If we do not want to become the victim of the impending sixth mass extinction, we must therefore, (without abandoning the necessity to build, construct, create, discover, ‘repair/heal’ the world), have a strong link to the natural world in a genuinely altruistic way, with no direct connection to our own interest. It would be, incidentally, the best way to defend it.
The words we use on a daily basis go beyond the meaning they have today, and they continue to carry away their old meaning. It is, therefore, worthwhile to address the issue of the genealogy of words, which goes well beyond simply searching for their etymology.

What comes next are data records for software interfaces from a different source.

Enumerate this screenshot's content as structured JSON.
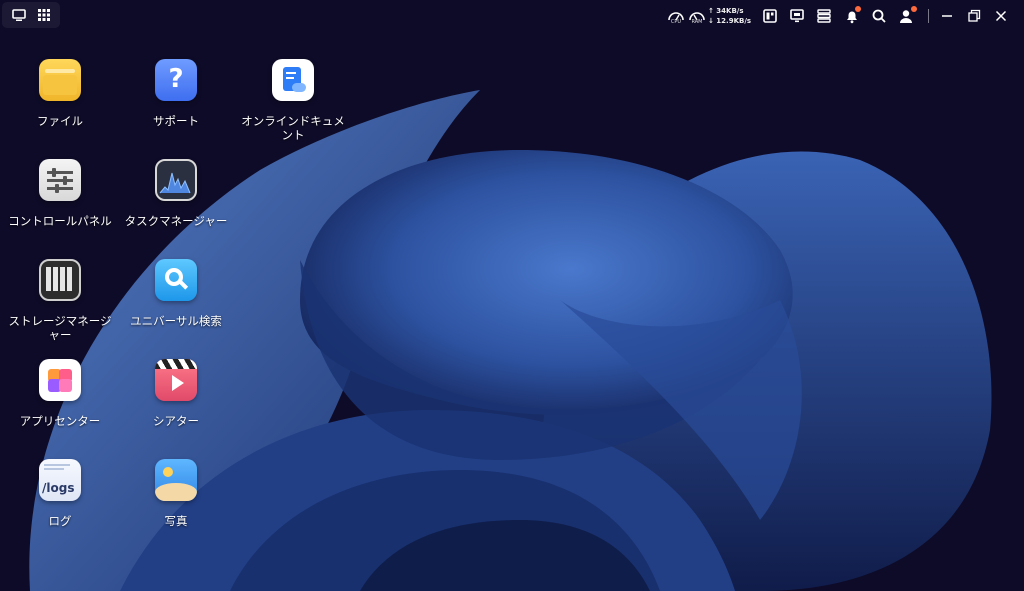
{
  "topbar": {
    "left_icons": [
      "desktop-icon",
      "apps-grid-icon"
    ],
    "meters": [
      {
        "label": "CPU",
        "icon": "cpu-gauge-icon"
      },
      {
        "label": "RAM",
        "icon": "ram-gauge-icon"
      }
    ],
    "network": {
      "upload": "↑ 34KB/s",
      "download": "↓ 12.9KB/s"
    },
    "right_icons": [
      "widget-icon",
      "monitor-icon",
      "server-list-icon",
      "bell-icon",
      "search-icon",
      "user-icon",
      "minimize-icon",
      "restore-icon",
      "close-icon"
    ],
    "notification_color": "#ff6a3d"
  },
  "desktop": {
    "items": [
      {
        "label": "ファイル",
        "icon": "folder-icon"
      },
      {
        "label": "サポート",
        "icon": "help-icon"
      },
      {
        "label": "オンラインドキュメント",
        "icon": "online-doc-icon"
      },
      {
        "label": "コントロールパネル",
        "icon": "control-panel-icon"
      },
      {
        "label": "タスクマネージャー",
        "icon": "task-manager-icon"
      },
      {
        "label": "ストレージマネージャー",
        "icon": "storage-manager-icon"
      },
      {
        "label": "ユニバーサル検索",
        "icon": "universal-search-icon"
      },
      {
        "label": "アプリセンター",
        "icon": "app-center-icon"
      },
      {
        "label": "シアター",
        "icon": "theater-icon"
      },
      {
        "label": "ログ",
        "icon": "logs-icon",
        "icon_text": "/logs"
      },
      {
        "label": "写真",
        "icon": "photos-icon"
      }
    ]
  },
  "theme": {
    "background": "#0d0a26",
    "wallpaper_blue": "#2f56a6"
  }
}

For example, the word “environment” deserves careful consideration within this context. It was invented a long time ago, at least in the 13th century, and meant in English and French “circuit,” “contour.” Then a century later, it meant “what surrounds.” It was not until the second half of the 20th century that it began to mean “the conditions that surround man.” And much more recently, to bring together natural-world issues.
Since then, it has become one of the few words that always contains, in all languages, a positive connotation: We are in favor of the environment. Its protection is a must, nobody debates this. It is used in this sense by all governments and has been introduced in all international texts with some vagueness, ranging from “what surrounds us” to “natural-world issues.”
However, this word insidiously brought a dangerously false notion: Our “environment” means what “surrounds us.” It is therefore defined and has existence only in relation to us. The environment, therefore, does not refer to the natural world, that should be protected for itself, but only refers to what is useful to humans, or even only to us, those who are alive today.
That is not just a war of words; because this brings us back to the essential: we continue consciously or not, when talking about the environment, to refer only to protecting the natural world as the showcase of our life. In fact, when we talk about it, we confine and limit our eye only to ourselves.
In other words, what does not “surround” us, what is of no use to us or does not hurt us directly, is not part of the environment, and therefore is not, in reality, worth protecting.
When we talk about the environment, we, therefore, define the natural world in relation to man and not for its own sake
The best proof is the fact that legal texts and international treaties only talk about what is posing a threat to human life and human rights. Some material, very rare documents and without force and effect, talk about protecting the human species. None seriously talk about protecting life, and still less about protecting all and everything, including what is not the living world.
So we must face the question: Should life, the planet, and the universe be defended even if it is not in the interest of the human species? Moreover, should we do so at the expense of the human species?
Incidentally, this would be our best protection: our life exists only thanks to all other past, present, and future lives; and if we are only interested in ours, we shall neglect and destroy all those which have made it possible, which render it still possible, or which will render it possible one day; even if it is through detours that we do not yet understand.